The U.S. Role in Burma

September 6, 2008

The U.S. role in Burma


By Alan Gilbert


In light of the changes happening in this, and election year it is important that we evaluate the current role of the U.S. and its direction in the future in the affairs of Burma.


As you may recall, first there was the Monk’s uprising of September 2007, the first and most violent since the 1988 revolt in which some 3000 people were killed. Led by the young Buddhist monks and closely linked with the pro-democracy movement that has kept political opposition leader and Nobel Peace Prize winner Aung San Suu Kyi under house arrest since 1990 when her party was overwhelmingly voted into power. The military junta that rules Burma continued to hold the reins of power of course, while Burma (now called Myanmar by the junta but not by the mix of ethnic groups that make up the country’s population) has through mismanagement been reduced to one of the poorest in the region.


The suppression of this latest protest came as no surprise as the junta maintained its iron grip on the region and used brute force to put down opposition.


Then came the cyclone that killed upwards of 100,000) and left two or three million homeless; a disaster on a scale like that of the tsunami in the Indian Ocean in 2004. The storm would have been newsworthy enough, but then in what can only be called an act of arrogant stupidity, the junta, held up the issuing of the necessary visas so that relief workers could bring aid to the devastated region, resulting in even more deaths and massive human suffering.


And how has the U.S. responded to this surge of democratic revolt? It has imposed diplomatic and economic sanctions on the generals and their cronies. This is a similar strategy to the one exercised on Iraq after the first Gulf War, and its effectiveness has not improved in the interim.


The sanctions are in fact intended to isolate the military and force it from power and allow the politicians to say that they have “done something” with regards to the situation in Burma. In fact they will in all likelihood drive Burma into a closer relationship with China, while U.S.-ally Thailand continues to cope with the growing flood of Burmese refugees.


The irony of course is that Burma is rich in natural resources and with its enthusiastically pro-democratic population is potentially an extremely strategic ally in the region, which being situated between China and India, is a bridge between the two economic superpowers.


But of course the U.S. news is now dominated by the swiftly changing events of its presidential and congressional elections and Burma has once again sunk below the radar. The current administration is unlikely to do anything more than give lip service as the clock runs out on its term. Let’s see what the next administration is up to.

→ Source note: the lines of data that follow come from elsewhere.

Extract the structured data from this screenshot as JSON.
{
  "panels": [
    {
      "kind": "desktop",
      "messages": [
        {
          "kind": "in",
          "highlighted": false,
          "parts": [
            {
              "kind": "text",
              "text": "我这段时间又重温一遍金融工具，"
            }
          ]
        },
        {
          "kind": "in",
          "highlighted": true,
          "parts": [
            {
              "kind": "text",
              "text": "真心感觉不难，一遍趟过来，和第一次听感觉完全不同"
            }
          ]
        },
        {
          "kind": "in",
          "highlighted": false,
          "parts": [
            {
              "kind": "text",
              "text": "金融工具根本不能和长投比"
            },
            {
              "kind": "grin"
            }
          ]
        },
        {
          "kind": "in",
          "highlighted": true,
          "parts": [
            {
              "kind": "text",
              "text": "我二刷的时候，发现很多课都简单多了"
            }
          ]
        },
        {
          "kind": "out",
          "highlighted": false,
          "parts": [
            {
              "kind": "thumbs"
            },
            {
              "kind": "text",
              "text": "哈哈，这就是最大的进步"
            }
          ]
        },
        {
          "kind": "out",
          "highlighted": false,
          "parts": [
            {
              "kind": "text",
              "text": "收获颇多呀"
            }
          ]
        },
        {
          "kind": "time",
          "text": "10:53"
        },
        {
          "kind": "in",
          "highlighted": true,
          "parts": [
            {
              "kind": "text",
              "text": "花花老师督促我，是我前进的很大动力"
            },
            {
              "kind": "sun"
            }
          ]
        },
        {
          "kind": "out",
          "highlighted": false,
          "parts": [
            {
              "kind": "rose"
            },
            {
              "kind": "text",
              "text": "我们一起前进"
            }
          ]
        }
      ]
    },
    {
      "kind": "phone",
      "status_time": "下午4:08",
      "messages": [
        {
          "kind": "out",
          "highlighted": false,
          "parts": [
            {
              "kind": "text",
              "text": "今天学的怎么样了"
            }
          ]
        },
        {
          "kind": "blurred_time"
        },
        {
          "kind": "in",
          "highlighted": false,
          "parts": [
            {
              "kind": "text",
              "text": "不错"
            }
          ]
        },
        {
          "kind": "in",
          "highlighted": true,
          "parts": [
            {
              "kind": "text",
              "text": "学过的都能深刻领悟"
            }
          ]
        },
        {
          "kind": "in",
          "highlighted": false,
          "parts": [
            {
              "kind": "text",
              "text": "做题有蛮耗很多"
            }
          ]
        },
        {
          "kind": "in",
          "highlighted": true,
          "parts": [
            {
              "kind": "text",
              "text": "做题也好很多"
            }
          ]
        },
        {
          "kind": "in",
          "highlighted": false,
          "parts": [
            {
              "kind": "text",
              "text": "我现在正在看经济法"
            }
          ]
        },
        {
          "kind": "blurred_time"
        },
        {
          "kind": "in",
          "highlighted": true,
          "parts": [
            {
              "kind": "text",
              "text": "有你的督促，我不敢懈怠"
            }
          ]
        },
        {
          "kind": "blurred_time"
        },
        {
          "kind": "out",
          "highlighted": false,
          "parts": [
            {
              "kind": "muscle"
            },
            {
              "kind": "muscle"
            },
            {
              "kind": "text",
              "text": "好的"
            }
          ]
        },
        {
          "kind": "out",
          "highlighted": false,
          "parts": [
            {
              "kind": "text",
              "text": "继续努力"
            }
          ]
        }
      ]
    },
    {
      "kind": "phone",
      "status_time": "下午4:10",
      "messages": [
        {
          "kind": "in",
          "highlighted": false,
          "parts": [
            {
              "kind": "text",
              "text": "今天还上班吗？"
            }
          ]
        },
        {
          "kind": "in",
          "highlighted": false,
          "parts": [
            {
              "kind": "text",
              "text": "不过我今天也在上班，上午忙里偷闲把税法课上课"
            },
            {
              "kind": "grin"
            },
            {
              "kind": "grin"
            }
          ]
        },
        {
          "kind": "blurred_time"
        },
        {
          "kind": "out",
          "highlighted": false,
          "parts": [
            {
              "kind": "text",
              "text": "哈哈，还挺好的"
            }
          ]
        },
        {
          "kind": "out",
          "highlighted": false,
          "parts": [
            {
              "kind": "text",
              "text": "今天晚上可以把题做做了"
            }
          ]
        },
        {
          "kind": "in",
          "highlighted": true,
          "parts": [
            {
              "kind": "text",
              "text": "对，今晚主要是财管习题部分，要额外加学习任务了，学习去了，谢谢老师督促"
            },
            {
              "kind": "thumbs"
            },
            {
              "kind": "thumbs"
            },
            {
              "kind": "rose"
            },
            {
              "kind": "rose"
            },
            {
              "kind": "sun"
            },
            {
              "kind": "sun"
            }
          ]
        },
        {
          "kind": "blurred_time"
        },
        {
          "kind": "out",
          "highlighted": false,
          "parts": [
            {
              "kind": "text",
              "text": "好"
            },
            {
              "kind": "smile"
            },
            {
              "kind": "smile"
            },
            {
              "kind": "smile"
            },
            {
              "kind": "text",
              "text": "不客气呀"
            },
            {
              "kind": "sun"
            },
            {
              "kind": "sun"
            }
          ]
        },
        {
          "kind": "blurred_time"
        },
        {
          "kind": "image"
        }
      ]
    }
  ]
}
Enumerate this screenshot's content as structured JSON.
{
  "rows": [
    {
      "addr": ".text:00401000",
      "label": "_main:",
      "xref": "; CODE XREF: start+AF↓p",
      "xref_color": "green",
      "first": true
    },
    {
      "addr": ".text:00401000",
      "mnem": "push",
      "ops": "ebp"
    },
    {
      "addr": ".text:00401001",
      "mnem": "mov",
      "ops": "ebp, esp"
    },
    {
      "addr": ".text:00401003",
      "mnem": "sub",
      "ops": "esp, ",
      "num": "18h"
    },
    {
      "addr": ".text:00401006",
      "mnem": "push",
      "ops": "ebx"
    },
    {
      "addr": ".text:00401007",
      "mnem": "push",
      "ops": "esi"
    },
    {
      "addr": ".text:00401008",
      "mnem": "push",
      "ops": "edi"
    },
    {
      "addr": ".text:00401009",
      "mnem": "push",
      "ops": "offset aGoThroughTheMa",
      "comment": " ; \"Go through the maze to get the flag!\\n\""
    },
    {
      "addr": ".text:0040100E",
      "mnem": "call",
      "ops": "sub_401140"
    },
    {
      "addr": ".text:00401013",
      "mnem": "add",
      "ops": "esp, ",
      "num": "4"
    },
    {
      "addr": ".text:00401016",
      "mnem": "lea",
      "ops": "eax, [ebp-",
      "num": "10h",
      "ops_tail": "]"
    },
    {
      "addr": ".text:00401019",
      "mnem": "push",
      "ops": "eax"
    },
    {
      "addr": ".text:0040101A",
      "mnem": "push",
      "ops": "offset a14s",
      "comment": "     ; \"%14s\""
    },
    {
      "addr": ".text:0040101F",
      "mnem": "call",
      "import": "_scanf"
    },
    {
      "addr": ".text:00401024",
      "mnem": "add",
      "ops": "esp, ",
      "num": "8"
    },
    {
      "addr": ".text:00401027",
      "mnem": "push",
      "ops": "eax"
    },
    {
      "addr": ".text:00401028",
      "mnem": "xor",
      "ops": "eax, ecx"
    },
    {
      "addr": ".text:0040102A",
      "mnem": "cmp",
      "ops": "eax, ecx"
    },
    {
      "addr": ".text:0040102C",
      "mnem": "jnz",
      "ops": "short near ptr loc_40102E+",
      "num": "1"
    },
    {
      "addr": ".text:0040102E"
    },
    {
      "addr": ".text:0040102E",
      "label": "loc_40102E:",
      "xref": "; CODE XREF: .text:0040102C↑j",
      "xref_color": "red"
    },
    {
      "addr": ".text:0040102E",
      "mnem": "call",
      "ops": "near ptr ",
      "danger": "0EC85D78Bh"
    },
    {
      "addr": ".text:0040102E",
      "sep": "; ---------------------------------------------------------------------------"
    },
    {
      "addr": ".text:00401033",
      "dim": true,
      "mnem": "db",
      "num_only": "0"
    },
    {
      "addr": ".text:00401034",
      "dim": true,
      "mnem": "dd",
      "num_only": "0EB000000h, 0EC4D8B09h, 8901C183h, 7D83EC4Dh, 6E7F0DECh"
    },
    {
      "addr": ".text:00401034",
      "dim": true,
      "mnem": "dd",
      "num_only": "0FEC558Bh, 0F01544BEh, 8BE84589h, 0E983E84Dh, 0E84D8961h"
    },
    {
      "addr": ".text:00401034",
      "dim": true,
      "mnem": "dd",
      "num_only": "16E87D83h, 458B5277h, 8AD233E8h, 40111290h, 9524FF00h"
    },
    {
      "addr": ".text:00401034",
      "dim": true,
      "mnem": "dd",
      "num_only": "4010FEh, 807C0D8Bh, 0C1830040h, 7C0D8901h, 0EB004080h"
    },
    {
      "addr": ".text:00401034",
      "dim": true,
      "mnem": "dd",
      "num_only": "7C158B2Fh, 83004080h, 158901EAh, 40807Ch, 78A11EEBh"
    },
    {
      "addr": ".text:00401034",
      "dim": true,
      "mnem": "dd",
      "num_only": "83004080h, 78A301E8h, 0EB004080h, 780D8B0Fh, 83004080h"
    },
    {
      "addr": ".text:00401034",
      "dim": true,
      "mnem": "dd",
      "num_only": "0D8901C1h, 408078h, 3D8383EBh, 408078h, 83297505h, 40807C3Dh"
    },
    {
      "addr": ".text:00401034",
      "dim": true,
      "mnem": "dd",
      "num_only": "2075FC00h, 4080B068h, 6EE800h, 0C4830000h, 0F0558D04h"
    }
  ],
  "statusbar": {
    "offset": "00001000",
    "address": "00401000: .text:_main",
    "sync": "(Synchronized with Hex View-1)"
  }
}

It is only to be hoped that the next administration will take a different tack and exercise some serious and long-overdue diplomatic and political pressure on the now-aging junta. It is both a daunting challenge and a huge opportunity, and the eventual fate of this embattled country may well hang in the balance.


Alan Gilbert is a political analyst and editor of BurmaWatchUSA.